Cleaning up battery supply chains

A new alliance aims to ensure that the booming demand for batteries supports sustainable development. Areas of focus include safeguarding workers, banning child labour, eradicating pollution, promoting re-use and recycling, and unlocking innovation for green energy storage.

The challenge

"It is almost certain that your smartphone or electric vehicle contains cobalt that comes from child workers in artisanal mines."
Benedikt Sobotka, Chief Executive Officer, Eurasian Resources Group

Mobile technology and a low-carbon future are impossible without batteries. A twelvefold increase in battery capacity is estimated necessary to meet the demand for electric vehicles and renewable energy storage by 2025, when the global battery market will be worth $100 billion.

The costs, however, are enormous.

First, the extraction of the raw materials needed for batteries has a high human and environmental toll. This includes child labour, environmental damage and health and safety hazards in cobalt mining, and pollution, water shortages and other challenges linked to lithium, graphite and nickel extraction.

Second, a recycling challenge looms over the 11 million tonnes of spent lithium-ion batteries forecast to be discarded by 2030. There is little infrastructure in place to enable recycling and battery reuse across industries. Inappropriate lead-acid battery recycling poses a severe health risk to 1 million people globally.

Finally, significant innovation potential remains unexploited along the value chain.

The strategy

The World Economic Forum has launched the Global Battery Alliance, which brings together leading businesses from the entire battery value chain, along with governments, international organizations and NGOs. This global platform drives country-specific action in three areas:

Responsible sourcing
New multistakeholder partnerships will work towards responsible management of the supply of key raw materials for batteries.

Circular economy for batteries
The alliance will seek to accelerate progress towards a circular economy for batteries, initially by supporting the development of standards, guidelines and partnerships.

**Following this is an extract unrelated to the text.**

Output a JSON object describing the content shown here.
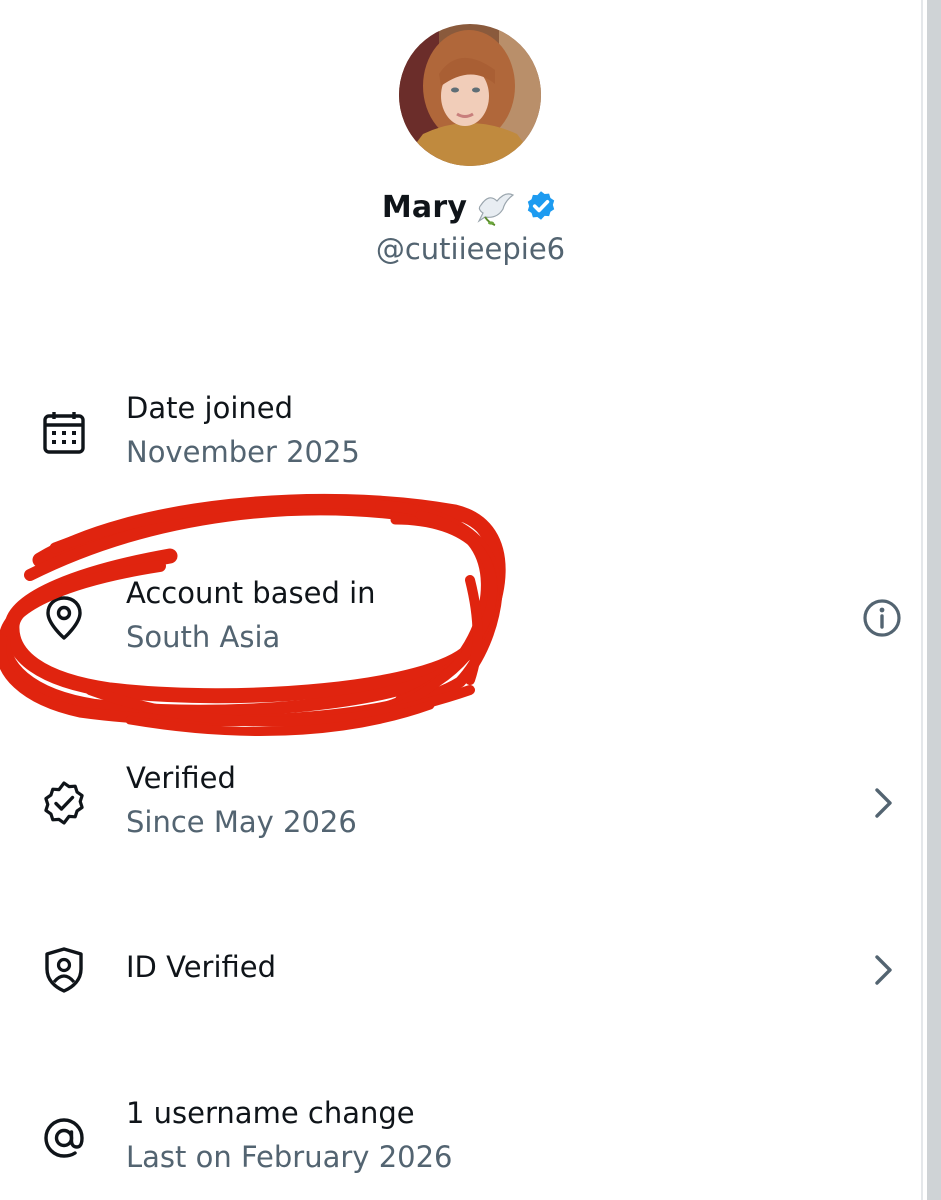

Unlocking innovation along the value chain
The alliance will help develop a smart, transparent value chain by exploring the application of innovative technologies for enhancing supply chain transparency and identifying ways to harness battery use and recycling for sustainable development.

The Global Battery Alliance is guided by three Forum System Initiatives:

System Initiative
Shaping the Future of
Economic Progress

The System Initiative on Economic Progress aims to inform and drive economic progress so that it benefits more of society. It does this by identifying new solutions, creating partnerships and promoting economic growth models that deliver inclusive and sustained economic progress.

More about the initiative
System Initiative
Shaping the Future of
Energy

The System Initiative on Shaping the Future of Energy aims to accelerate development of the policies, private-sector action and public-private cooperation required to achieve a sustainable, affordable, secure and inclusive energy future, which is essential for economic and social development.

More about the initiative
System Initiative
Shaping the Future of
Environment and Natural Resource Security

The System Initiative on Shaping the Future of Environment and Natural Resource Security aims to find new ways to protect and value the global environmental commons. It does this by convening leading experts, innovators, investors, businesses, policy makers and civil society to support interventions that flip existing norms to create systemic change that reverses negative environmental trends.

More about the initiative

The impact

Launched at the Sustainable Development Impact Summit in New York in September 2017, the alliance has already formed a coalition including technology, mining, chemical, manufacturing, electronics, automotive and energy businesses, the United Nations International Children's Emergency Fund (UNICEF), the African Development Bank, other international organizations, NGOs and academia.

Together, these stakeholders are developing an action plan to achieve the inclusive and innovative battery value chain needed to power sustainable development in the Fourth Industrial Revolution.